··· Working data ···
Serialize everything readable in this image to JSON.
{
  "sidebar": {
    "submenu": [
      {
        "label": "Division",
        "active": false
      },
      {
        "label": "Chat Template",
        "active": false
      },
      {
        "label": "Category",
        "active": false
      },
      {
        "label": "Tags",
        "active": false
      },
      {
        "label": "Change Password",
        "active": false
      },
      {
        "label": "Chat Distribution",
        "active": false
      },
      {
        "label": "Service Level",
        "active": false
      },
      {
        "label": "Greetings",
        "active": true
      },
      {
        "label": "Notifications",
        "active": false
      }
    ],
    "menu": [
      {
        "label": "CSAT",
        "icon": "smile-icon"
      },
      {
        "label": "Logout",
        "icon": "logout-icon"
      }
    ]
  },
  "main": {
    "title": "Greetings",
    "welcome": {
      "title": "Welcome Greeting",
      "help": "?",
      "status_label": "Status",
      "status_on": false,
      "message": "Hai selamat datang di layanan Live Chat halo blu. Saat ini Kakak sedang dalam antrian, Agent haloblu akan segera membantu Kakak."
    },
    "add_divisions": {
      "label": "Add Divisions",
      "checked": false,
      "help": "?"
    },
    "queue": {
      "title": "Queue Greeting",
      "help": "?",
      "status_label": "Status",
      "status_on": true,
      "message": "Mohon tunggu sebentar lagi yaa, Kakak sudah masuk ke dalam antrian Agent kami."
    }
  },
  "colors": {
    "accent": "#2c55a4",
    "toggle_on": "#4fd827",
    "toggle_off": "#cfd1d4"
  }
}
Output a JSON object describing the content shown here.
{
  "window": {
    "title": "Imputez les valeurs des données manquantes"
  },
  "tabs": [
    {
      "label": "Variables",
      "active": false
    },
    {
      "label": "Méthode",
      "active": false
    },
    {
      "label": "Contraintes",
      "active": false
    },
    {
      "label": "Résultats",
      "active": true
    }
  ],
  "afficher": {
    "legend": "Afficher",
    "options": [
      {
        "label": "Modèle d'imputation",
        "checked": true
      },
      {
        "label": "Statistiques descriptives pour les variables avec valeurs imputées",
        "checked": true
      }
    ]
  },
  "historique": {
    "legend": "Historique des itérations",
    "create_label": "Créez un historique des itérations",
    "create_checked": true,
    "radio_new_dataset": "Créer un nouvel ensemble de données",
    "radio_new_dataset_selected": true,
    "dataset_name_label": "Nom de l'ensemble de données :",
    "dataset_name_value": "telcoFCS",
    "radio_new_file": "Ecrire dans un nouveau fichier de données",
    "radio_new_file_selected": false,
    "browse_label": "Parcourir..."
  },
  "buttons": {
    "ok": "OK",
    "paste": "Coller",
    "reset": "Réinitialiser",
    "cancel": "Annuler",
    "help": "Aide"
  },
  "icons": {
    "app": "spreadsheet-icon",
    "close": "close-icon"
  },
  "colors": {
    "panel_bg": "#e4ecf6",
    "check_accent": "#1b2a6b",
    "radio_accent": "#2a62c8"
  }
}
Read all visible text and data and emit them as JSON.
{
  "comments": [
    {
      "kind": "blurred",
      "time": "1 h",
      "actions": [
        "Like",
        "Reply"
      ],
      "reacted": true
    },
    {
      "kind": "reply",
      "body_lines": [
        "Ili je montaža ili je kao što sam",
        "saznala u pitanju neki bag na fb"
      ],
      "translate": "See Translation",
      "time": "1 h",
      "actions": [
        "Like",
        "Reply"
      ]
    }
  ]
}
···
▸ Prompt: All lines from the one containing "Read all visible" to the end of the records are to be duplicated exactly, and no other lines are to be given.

▸ Task response:
Read all visible text and data and emit them as JSON.
{
  "comments": [
    {
      "kind": "blurred",
      "time": "1 h",
      "actions": [
        "Like",
        "Reply"
      ],
      "reacted": true
    },
    {
      "kind": "reply",
      "body_lines": [
        "Ili je montaža ili je kao što sam",
        "saznala u pitanju neki bag na fb"
      ],
      "translate": "See Translation",
      "time": "1 h",
      "actions": [
        "Like",
        "Reply"
      ]
    }
  ]
}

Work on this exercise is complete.